Please retype every entry as written, and keep the pictures out.
————————
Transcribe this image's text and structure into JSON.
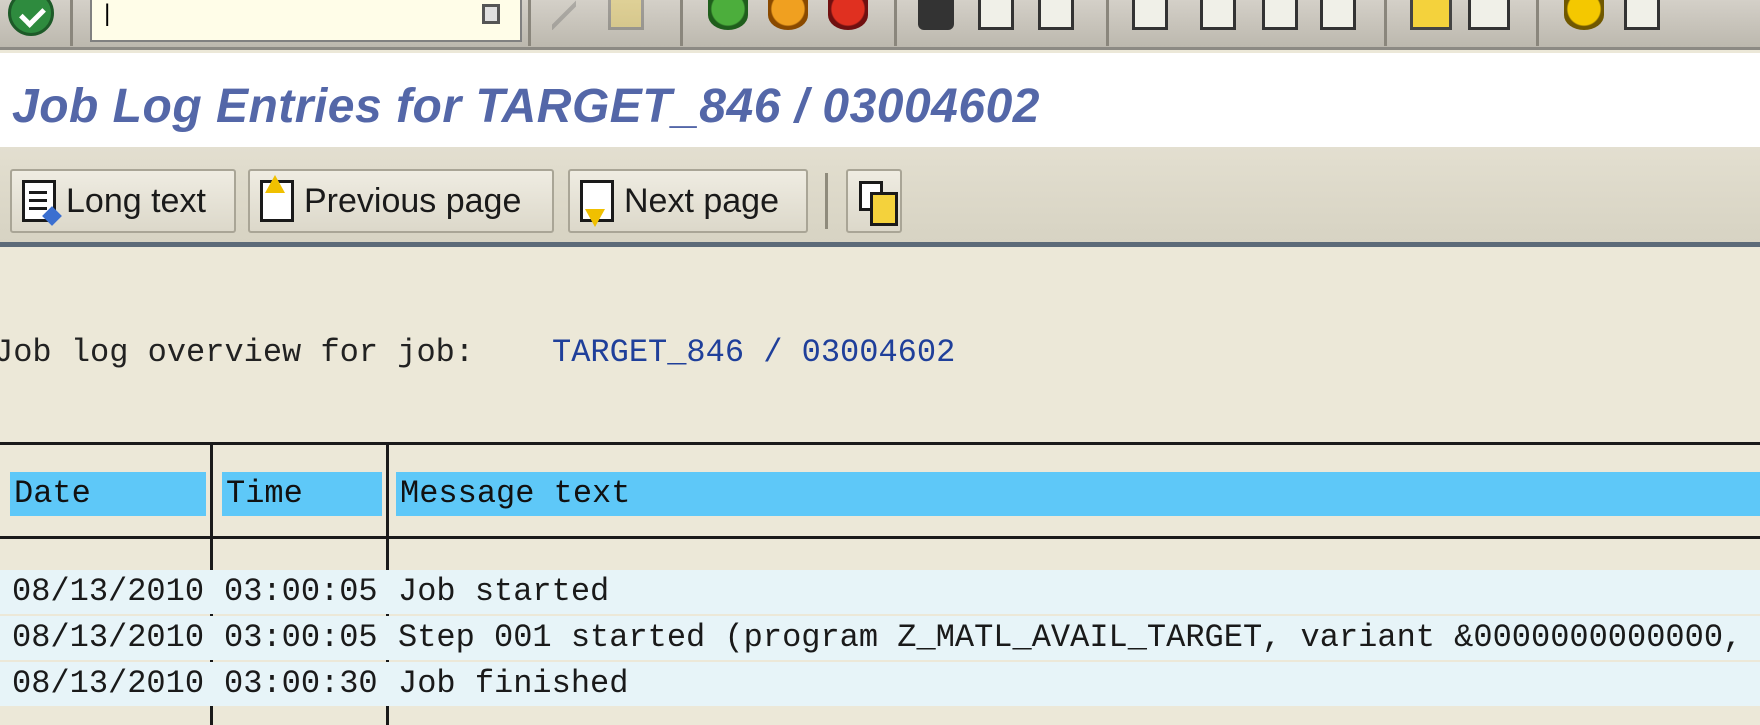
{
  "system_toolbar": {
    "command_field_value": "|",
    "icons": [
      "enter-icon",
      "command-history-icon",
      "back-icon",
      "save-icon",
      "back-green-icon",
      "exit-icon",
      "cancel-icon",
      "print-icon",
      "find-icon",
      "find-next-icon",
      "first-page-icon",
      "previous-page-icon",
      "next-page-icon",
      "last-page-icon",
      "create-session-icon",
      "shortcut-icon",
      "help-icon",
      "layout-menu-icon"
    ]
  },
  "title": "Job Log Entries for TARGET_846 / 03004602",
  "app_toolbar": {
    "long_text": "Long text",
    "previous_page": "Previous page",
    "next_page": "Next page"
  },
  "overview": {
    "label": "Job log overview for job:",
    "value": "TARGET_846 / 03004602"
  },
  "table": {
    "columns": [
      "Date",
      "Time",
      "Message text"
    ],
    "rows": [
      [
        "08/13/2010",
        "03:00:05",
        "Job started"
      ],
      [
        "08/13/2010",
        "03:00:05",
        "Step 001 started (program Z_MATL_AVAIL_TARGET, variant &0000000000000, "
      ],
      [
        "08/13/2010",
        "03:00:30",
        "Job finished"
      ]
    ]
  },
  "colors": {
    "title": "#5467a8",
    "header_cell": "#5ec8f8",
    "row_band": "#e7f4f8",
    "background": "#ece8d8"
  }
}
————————
RESPONSE TO THE EXERCISE:
Transcribe this image's text and structure into JSON.
{
  "system_toolbar": {
    "command_field_value": "|",
    "icons": [
      "enter-icon",
      "command-history-icon",
      "back-icon",
      "save-icon",
      "back-green-icon",
      "exit-icon",
      "cancel-icon",
      "print-icon",
      "find-icon",
      "find-next-icon",
      "first-page-icon",
      "previous-page-icon",
      "next-page-icon",
      "last-page-icon",
      "create-session-icon",
      "shortcut-icon",
      "help-icon",
      "layout-menu-icon"
    ]
  },
  "title": "Job Log Entries for TARGET_846 / 03004602",
  "app_toolbar": {
    "long_text": "Long text",
    "previous_page": "Previous page",
    "next_page": "Next page"
  },
  "overview": {
    "label": "Job log overview for job:",
    "value": "TARGET_846 / 03004602"
  },
  "table": {
    "columns": [
      "Date",
      "Time",
      "Message text"
    ],
    "rows": [
      [
        "08/13/2010",
        "03:00:05",
        "Job started"
      ],
      [
        "08/13/2010",
        "03:00:05",
        "Step 001 started (program Z_MATL_AVAIL_TARGET, variant &0000000000000, "
      ],
      [
        "08/13/2010",
        "03:00:30",
        "Job finished"
      ]
    ]
  },
  "colors": {
    "title": "#5467a8",
    "header_cell": "#5ec8f8",
    "row_band": "#e7f4f8",
    "background": "#ece8d8"
  }
}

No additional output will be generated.